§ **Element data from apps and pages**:
################

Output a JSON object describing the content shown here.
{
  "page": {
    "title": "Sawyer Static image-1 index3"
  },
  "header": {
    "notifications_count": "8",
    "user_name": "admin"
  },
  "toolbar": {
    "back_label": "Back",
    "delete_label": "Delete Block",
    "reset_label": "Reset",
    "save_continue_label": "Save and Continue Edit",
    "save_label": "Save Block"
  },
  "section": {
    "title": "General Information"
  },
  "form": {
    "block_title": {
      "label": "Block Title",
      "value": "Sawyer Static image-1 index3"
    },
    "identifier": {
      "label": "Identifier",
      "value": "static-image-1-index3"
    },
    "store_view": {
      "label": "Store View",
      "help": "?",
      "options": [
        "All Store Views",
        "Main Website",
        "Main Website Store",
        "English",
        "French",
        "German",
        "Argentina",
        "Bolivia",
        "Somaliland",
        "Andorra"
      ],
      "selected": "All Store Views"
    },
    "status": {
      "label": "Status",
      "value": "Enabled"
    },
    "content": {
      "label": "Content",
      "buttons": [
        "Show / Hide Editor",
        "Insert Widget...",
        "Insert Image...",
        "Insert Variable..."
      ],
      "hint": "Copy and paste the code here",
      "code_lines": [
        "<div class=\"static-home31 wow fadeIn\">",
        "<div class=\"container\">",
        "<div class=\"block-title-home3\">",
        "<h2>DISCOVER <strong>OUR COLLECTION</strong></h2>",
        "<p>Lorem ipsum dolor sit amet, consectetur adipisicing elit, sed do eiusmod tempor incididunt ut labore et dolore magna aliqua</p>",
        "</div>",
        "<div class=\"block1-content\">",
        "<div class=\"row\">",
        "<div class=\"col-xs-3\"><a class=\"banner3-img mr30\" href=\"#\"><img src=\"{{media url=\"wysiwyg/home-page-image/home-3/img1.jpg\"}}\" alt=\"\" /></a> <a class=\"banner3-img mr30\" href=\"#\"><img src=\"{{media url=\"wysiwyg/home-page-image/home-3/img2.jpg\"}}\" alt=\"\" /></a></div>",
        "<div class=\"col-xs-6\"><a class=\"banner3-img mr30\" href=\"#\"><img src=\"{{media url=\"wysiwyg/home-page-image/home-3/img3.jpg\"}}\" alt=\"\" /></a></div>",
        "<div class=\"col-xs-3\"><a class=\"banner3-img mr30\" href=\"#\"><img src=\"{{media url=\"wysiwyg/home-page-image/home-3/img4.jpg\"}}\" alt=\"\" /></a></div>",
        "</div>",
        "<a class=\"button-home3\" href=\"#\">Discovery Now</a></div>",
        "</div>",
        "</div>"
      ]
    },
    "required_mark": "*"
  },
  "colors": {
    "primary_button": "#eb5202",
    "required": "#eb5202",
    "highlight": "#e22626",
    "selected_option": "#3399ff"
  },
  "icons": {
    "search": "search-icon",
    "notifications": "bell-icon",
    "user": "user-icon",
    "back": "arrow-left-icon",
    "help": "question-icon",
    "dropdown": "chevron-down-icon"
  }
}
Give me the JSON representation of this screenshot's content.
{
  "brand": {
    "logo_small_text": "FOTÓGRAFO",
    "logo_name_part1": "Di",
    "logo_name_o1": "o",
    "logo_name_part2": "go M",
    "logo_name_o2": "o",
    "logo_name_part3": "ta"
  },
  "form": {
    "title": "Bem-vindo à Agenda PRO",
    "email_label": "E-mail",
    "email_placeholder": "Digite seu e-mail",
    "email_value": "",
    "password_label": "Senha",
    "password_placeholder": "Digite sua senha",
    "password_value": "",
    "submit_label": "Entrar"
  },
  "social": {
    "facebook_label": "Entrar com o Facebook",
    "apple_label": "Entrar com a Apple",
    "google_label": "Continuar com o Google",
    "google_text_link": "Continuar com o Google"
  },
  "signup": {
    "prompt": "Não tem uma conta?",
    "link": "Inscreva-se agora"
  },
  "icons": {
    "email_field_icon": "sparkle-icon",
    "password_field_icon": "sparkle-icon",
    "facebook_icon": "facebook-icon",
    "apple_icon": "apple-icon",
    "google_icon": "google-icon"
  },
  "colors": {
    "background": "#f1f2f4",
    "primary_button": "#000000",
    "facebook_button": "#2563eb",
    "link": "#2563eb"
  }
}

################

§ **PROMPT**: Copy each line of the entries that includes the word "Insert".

§ **YOUR RESPONSE**:
        "Insert Widget...",
        "Insert Image...",
        "Insert Variable..."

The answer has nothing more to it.